This is an interesting observation, in fact, I was just considering something similar the other day, about how we went from relishing the freedom of expression that blogging provided anyone and everyone, to where we are today, trying to shut people up on social media.
For most of my life, the internet, particularly its social media — BBSes, Usenet, LiveJournal, blogosphere, even Myspace, early Twitter and Facebook — consistently made people happier. But roughly five years ago it began to consistently make people more miserable. What changed?
Now, the article goes on to talk about the algorithms. Of course, that is the one thing that has changed. We no longer log in to a social network, see what our friends and contacts are up to today, and move on. Now, we are treated to as much “stuff” as they can find that’ll make us angry and upset, because we are more likely to stay and interact with that stuff, spending more time on the platform and seeing more ads.
Gone are the days when the best blogs sent you to other interesting places instead of trying to keep you on the site, or people tried to simply elevate the smartest, most interesting, content to each other. We’ve allowed Facebook and Twitter to instead offer us the dregs of intellectual discourse, because they know that will keep us there, enraged, arguing, and just miserable.
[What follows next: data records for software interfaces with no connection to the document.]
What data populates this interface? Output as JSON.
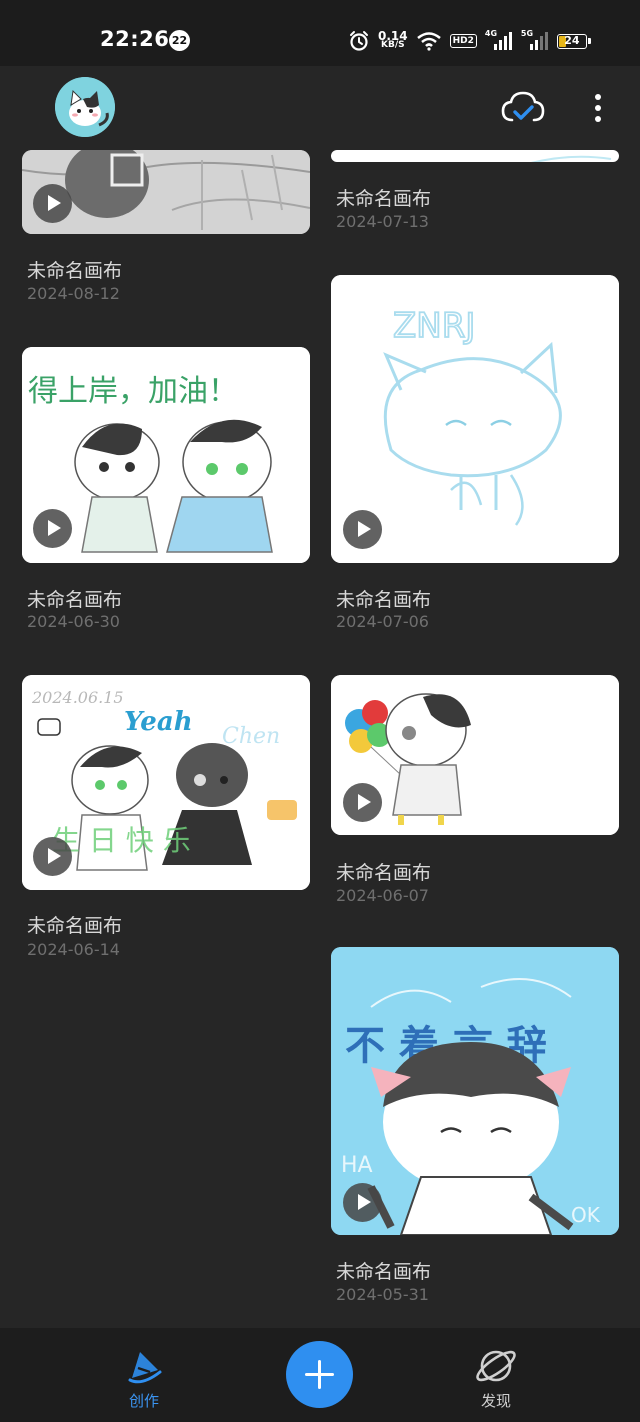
{
  "status_bar": {
    "time": "22:26",
    "notification_count": "22",
    "net_speed_value": "0.14",
    "net_speed_unit": "KB/S",
    "hd_label": "HD2",
    "signal1_label": "4G",
    "signal2_label": "5G",
    "battery_level": "24",
    "icons": [
      "alarm-icon",
      "wifi-icon",
      "hd-icon",
      "signal-4g-icon",
      "signal-5g-icon",
      "battery-icon"
    ]
  },
  "header": {
    "avatar": "avatar",
    "icons": [
      "cloud-sync-icon",
      "more-vert-icon"
    ]
  },
  "canvases": [
    {
      "title": "未命名画布",
      "date": "2024-08-12",
      "thumb_color": "#cfcfcf"
    },
    {
      "title": "未命名画布",
      "date": "2024-07-13",
      "thumb_color": "#ffffff"
    },
    {
      "title": "未命名画布",
      "date": "2024-06-30",
      "thumb_color": "#ffffff",
      "thumb_text": "得上岸，加油！"
    },
    {
      "title": "未命名画布",
      "date": "2024-07-06",
      "thumb_color": "#ffffff",
      "thumb_text": "ZNRJ"
    },
    {
      "title": "未命名画布",
      "date": "2024-06-14",
      "thumb_color": "#ffffff",
      "thumb_text": "Yeah",
      "thumb_text2": "2024.06.15",
      "thumb_text3": "Chen"
    },
    {
      "title": "未命名画布",
      "date": "2024-06-07",
      "thumb_color": "#ffffff"
    },
    {
      "title": "未命名画布",
      "date": "2024-05-31",
      "thumb_color": "#8ed8f2",
      "thumb_text": "不 着 言 辞"
    }
  ],
  "bottom_nav": {
    "create_label": "创作",
    "discover_label": "发现",
    "accent": "#2f8ff0"
  }
}
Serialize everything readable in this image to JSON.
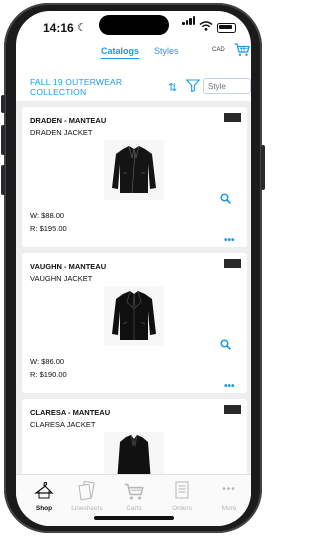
{
  "status": {
    "time": "14:16"
  },
  "header": {
    "tabs": [
      {
        "label": "Catalogs",
        "active": true
      },
      {
        "label": "Styles",
        "active": false
      }
    ],
    "currency": "CAD"
  },
  "collection": {
    "title": "FALL 19 OUTERWEAR COLLECTION"
  },
  "search": {
    "placeholder": "Style"
  },
  "products": [
    {
      "name": "DRADEN - MANTEAU",
      "subtitle": "DRADEN JACKET",
      "wholesale": "W: $88.00",
      "retail": "R: $195.00"
    },
    {
      "name": "VAUGHN - MANTEAU",
      "subtitle": "VAUGHN JACKET",
      "wholesale": "W: $86.00",
      "retail": "R: $190.00"
    },
    {
      "name": "CLARESA - MANTEAU",
      "subtitle": "CLARESA JACKET"
    }
  ],
  "bottom_nav": [
    {
      "label": "Shop",
      "icon": "hanger-icon",
      "active": true
    },
    {
      "label": "Linesheets",
      "icon": "documents-icon",
      "active": false
    },
    {
      "label": "Carts",
      "icon": "cart-icon",
      "active": false
    },
    {
      "label": "Orders",
      "icon": "order-list-icon",
      "active": false
    },
    {
      "label": "More",
      "icon": "more-dots-icon",
      "active": false
    }
  ],
  "colors": {
    "accent": "#1a9be6",
    "swatch": "#2a2a2a",
    "inactive": "#b5b5b5"
  }
}
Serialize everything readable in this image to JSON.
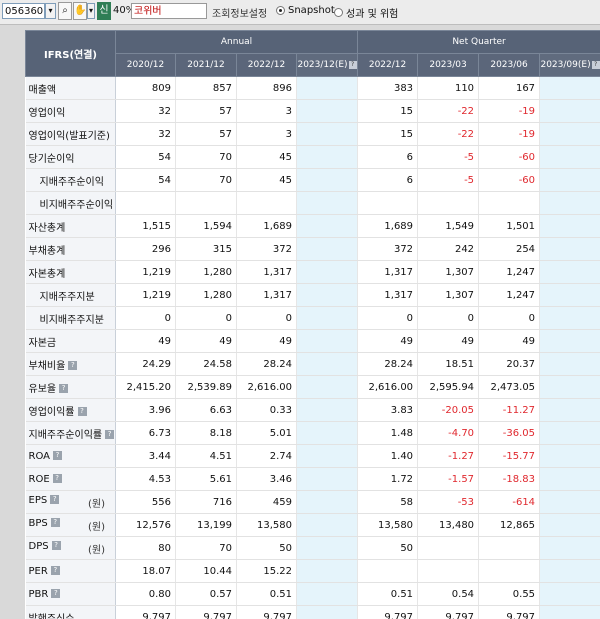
{
  "toolbar": {
    "code_value": "056360",
    "dropdown_glyph": "▾",
    "search_glyph": "⌕",
    "tool_glyph": "✋",
    "new_label": "신",
    "zoom_label": "40%",
    "company_name": "코위버",
    "view_label": "조회정보설정",
    "radio_snapshot": "Snapshot",
    "radio_perf": "성과 및 위험",
    "selected_view": "Snapshot"
  },
  "table": {
    "corner_label": "IFRS(연결)",
    "group_annual": "Annual",
    "group_quarter": "Net Quarter",
    "columns": [
      "2020/12",
      "2021/12",
      "2022/12",
      "2023/12(E)",
      "2022/12",
      "2023/03",
      "2023/06",
      "2023/09(E)"
    ],
    "est_icon": "?",
    "rows": [
      {
        "label": "매출액",
        "indent": false,
        "info": false,
        "unit": "",
        "values": [
          "809",
          "857",
          "896",
          "",
          "383",
          "110",
          "167",
          ""
        ]
      },
      {
        "label": "영업이익",
        "indent": false,
        "info": false,
        "unit": "",
        "values": [
          "32",
          "57",
          "3",
          "",
          "15",
          "-22",
          "-19",
          ""
        ]
      },
      {
        "label": "영업이익(발표기준)",
        "indent": false,
        "info": false,
        "unit": "",
        "values": [
          "32",
          "57",
          "3",
          "",
          "15",
          "-22",
          "-19",
          ""
        ]
      },
      {
        "label": "당기순이익",
        "indent": false,
        "info": false,
        "unit": "",
        "values": [
          "54",
          "70",
          "45",
          "",
          "6",
          "-5",
          "-60",
          ""
        ]
      },
      {
        "label": "지배주주순이익",
        "indent": true,
        "info": false,
        "unit": "",
        "values": [
          "54",
          "70",
          "45",
          "",
          "6",
          "-5",
          "-60",
          ""
        ]
      },
      {
        "label": "비지배주주순이익",
        "indent": true,
        "info": false,
        "unit": "",
        "values": [
          "",
          "",
          "",
          "",
          "",
          "",
          "",
          ""
        ]
      },
      {
        "label": "자산총계",
        "indent": false,
        "info": false,
        "unit": "",
        "values": [
          "1,515",
          "1,594",
          "1,689",
          "",
          "1,689",
          "1,549",
          "1,501",
          ""
        ]
      },
      {
        "label": "부채총계",
        "indent": false,
        "info": false,
        "unit": "",
        "values": [
          "296",
          "315",
          "372",
          "",
          "372",
          "242",
          "254",
          ""
        ]
      },
      {
        "label": "자본총계",
        "indent": false,
        "info": false,
        "unit": "",
        "values": [
          "1,219",
          "1,280",
          "1,317",
          "",
          "1,317",
          "1,307",
          "1,247",
          ""
        ]
      },
      {
        "label": "지배주주지분",
        "indent": true,
        "info": false,
        "unit": "",
        "values": [
          "1,219",
          "1,280",
          "1,317",
          "",
          "1,317",
          "1,307",
          "1,247",
          ""
        ]
      },
      {
        "label": "비지배주주지분",
        "indent": true,
        "info": false,
        "unit": "",
        "values": [
          "0",
          "0",
          "0",
          "",
          "0",
          "0",
          "0",
          ""
        ]
      },
      {
        "label": "자본금",
        "indent": false,
        "info": false,
        "unit": "",
        "values": [
          "49",
          "49",
          "49",
          "",
          "49",
          "49",
          "49",
          ""
        ]
      },
      {
        "label": "부채비율",
        "indent": false,
        "info": true,
        "unit": "",
        "values": [
          "24.29",
          "24.58",
          "28.24",
          "",
          "28.24",
          "18.51",
          "20.37",
          ""
        ]
      },
      {
        "label": "유보율",
        "indent": false,
        "info": true,
        "unit": "",
        "values": [
          "2,415.20",
          "2,539.89",
          "2,616.00",
          "",
          "2,616.00",
          "2,595.94",
          "2,473.05",
          ""
        ]
      },
      {
        "label": "영업이익률",
        "indent": false,
        "info": true,
        "unit": "",
        "values": [
          "3.96",
          "6.63",
          "0.33",
          "",
          "3.83",
          "-20.05",
          "-11.27",
          ""
        ]
      },
      {
        "label": "지배주주순이익률",
        "indent": false,
        "info": true,
        "unit": "",
        "values": [
          "6.73",
          "8.18",
          "5.01",
          "",
          "1.48",
          "-4.70",
          "-36.05",
          ""
        ]
      },
      {
        "label": "ROA",
        "indent": false,
        "info": true,
        "unit": "",
        "values": [
          "3.44",
          "4.51",
          "2.74",
          "",
          "1.40",
          "-1.27",
          "-15.77",
          ""
        ]
      },
      {
        "label": "ROE",
        "indent": false,
        "info": true,
        "unit": "",
        "values": [
          "4.53",
          "5.61",
          "3.46",
          "",
          "1.72",
          "-1.57",
          "-18.83",
          ""
        ]
      },
      {
        "label": "EPS",
        "indent": false,
        "info": true,
        "unit": "(원)",
        "values": [
          "556",
          "716",
          "459",
          "",
          "58",
          "-53",
          "-614",
          ""
        ]
      },
      {
        "label": "BPS",
        "indent": false,
        "info": true,
        "unit": "(원)",
        "values": [
          "12,576",
          "13,199",
          "13,580",
          "",
          "13,580",
          "13,480",
          "12,865",
          ""
        ]
      },
      {
        "label": "DPS",
        "indent": false,
        "info": true,
        "unit": "(원)",
        "values": [
          "80",
          "70",
          "50",
          "",
          "50",
          "",
          "",
          ""
        ]
      },
      {
        "label": "PER",
        "indent": false,
        "info": true,
        "unit": "",
        "values": [
          "18.07",
          "10.44",
          "15.22",
          "",
          "",
          "",
          "",
          ""
        ]
      },
      {
        "label": "PBR",
        "indent": false,
        "info": true,
        "unit": "",
        "values": [
          "0.80",
          "0.57",
          "0.51",
          "",
          "0.51",
          "0.54",
          "0.55",
          ""
        ]
      },
      {
        "label": "발행주식수",
        "indent": false,
        "info": false,
        "unit": "",
        "values": [
          "9,797",
          "9,797",
          "9,797",
          "",
          "9,797",
          "9,797",
          "9,797",
          ""
        ]
      }
    ]
  },
  "colors": {
    "header_bg": "#576377",
    "estimate_bg": "#e5f4fb",
    "negative": "#e0282e",
    "label_bg": "#f3f5f8"
  }
}
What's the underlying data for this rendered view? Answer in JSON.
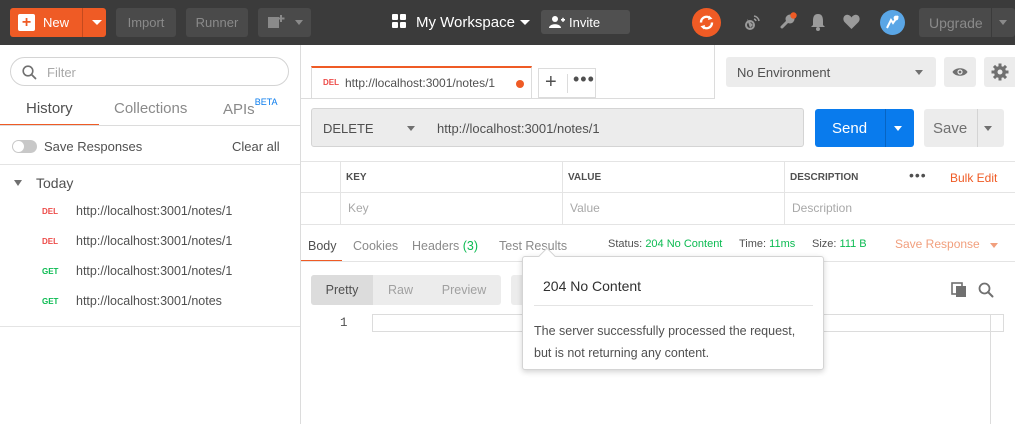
{
  "topbar": {
    "new_label": "New",
    "import_label": "Import",
    "runner_label": "Runner",
    "workspace_title": "My Workspace",
    "invite_label": "Invite",
    "upgrade_label": "Upgrade",
    "accent": "#ef5b25",
    "icons": [
      "plus-icon",
      "new-window-icon",
      "grid-icon",
      "add-user-icon",
      "sync-icon",
      "satellite-icon",
      "wrench-icon",
      "bell-icon",
      "heart-icon",
      "avatar-icon"
    ]
  },
  "sidebar": {
    "filter_placeholder": "Filter",
    "tabs": [
      {
        "label": "History"
      },
      {
        "label": "Collections"
      },
      {
        "label": "APIs",
        "badge": "BETA"
      }
    ],
    "save_responses_label": "Save Responses",
    "clear_all_label": "Clear all",
    "group_label": "Today",
    "history": [
      {
        "method": "DEL",
        "url": "http://localhost:3001/notes/1"
      },
      {
        "method": "DEL",
        "url": "http://localhost:3001/notes/1"
      },
      {
        "method": "GET",
        "url": "http://localhost:3001/notes/1"
      },
      {
        "method": "GET",
        "url": "http://localhost:3001/notes"
      }
    ]
  },
  "request_tab": {
    "method": "DEL",
    "url": "http://localhost:3001/notes/1"
  },
  "environment": {
    "selected": "No Environment"
  },
  "request": {
    "method": "DELETE",
    "url": "http://localhost:3001/notes/1",
    "send_label": "Send",
    "save_label": "Save"
  },
  "params": {
    "headers": [
      "KEY",
      "VALUE",
      "DESCRIPTION"
    ],
    "placeholders": [
      "Key",
      "Value",
      "Description"
    ],
    "bulk_edit_label": "Bulk Edit"
  },
  "response": {
    "tabs": [
      {
        "label": "Body"
      },
      {
        "label": "Cookies"
      },
      {
        "label": "Headers",
        "count": "(3)"
      },
      {
        "label": "Test Results"
      }
    ],
    "status_label": "Status:",
    "status_value": "204 No Content",
    "time_label": "Time:",
    "time_value": "11ms",
    "size_label": "Size:",
    "size_value": "111 B",
    "save_response_label": "Save Response",
    "view_options": [
      "Pretty",
      "Raw",
      "Preview"
    ],
    "line_number": "1"
  },
  "tooltip": {
    "title": "204 No Content",
    "description": "The server successfully processed the request, but is not returning any content."
  }
}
We are better than that, but we have to make a conscious effort to be so. It’ much easier to not fight it, but it’s making us all pretty awful people as well.